Email: bookey@gci.net

Top Techniques

1. Always use safety equipment; purchase the best self-contained air breather, face masks and air cleaning system
2. Do not be afraid of that dirty word scraper – I use lots of them, most of which are negative-rake
3. Sandpaper that has been used for power sanding usually has the edge worn out. I cut used discs on the drill press using a holesaw with the teeth ground off and make a 75mm disc into 50mm, and so on
4. Photograph every piece, label it with measurements, item number, wood type etc., so you have a history on each piece and can make a close replacement if necessary
5. If you transfer paper onto a wooden vessel, don’t leave it on for too long, as it becomes more difficult to remove and you might pull out a chunk of wood with it
6. Surgeons glasses are expensive but I have found these invaluable in reducing eyestrain whilst piercing
7. When working on wood use an oil-free drill as small amounts of oil will stain the wood and can potentially spoil it
8. Remember – do not panic, mistakes can often be incorporated into the work!

Handy Hints

1. Never move the banjo without turning off the lathe first
2. Practise every cut, trying to improve all the time
3. Learn from symposia, books, videos, clubs, etc.
4. Do not sell your work too cheaply
5. Copying is a great way to learn, but never claim it as your original idea
6. Always be on the lookout for new designs and inspiration for your work
7. Buy products from reputable dealers who will offer advice and service their products
8. Study the masters and never forget to give credit to those from whom you borrow ideas
9. Email us if you have any questions – we love to meet and talk with new friends

Likes & Dislikes

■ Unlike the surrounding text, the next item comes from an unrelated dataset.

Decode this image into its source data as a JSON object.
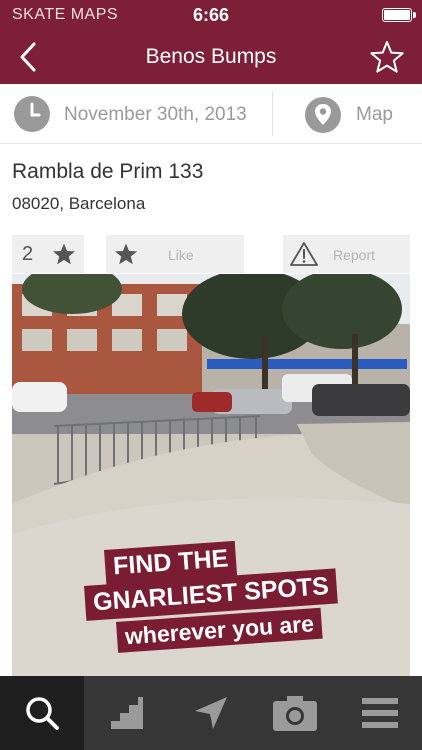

Likes:
1. Sharing ideas
2. Meeting wonderful people
3. The satisfaction of creating a great piece
4. Using the Internet for information
5. Taking a piece of work and creating an appealing piece of art
Dislikes:
1. Pricing work
2. Time constraints
3. Illegible signatures on work
4. Dull tools
5. Knots, rots, splits or checks
6. Woodturning not being fully accepted as an art form in its own right

Pat and Peggy with one of their turned and pierced pieces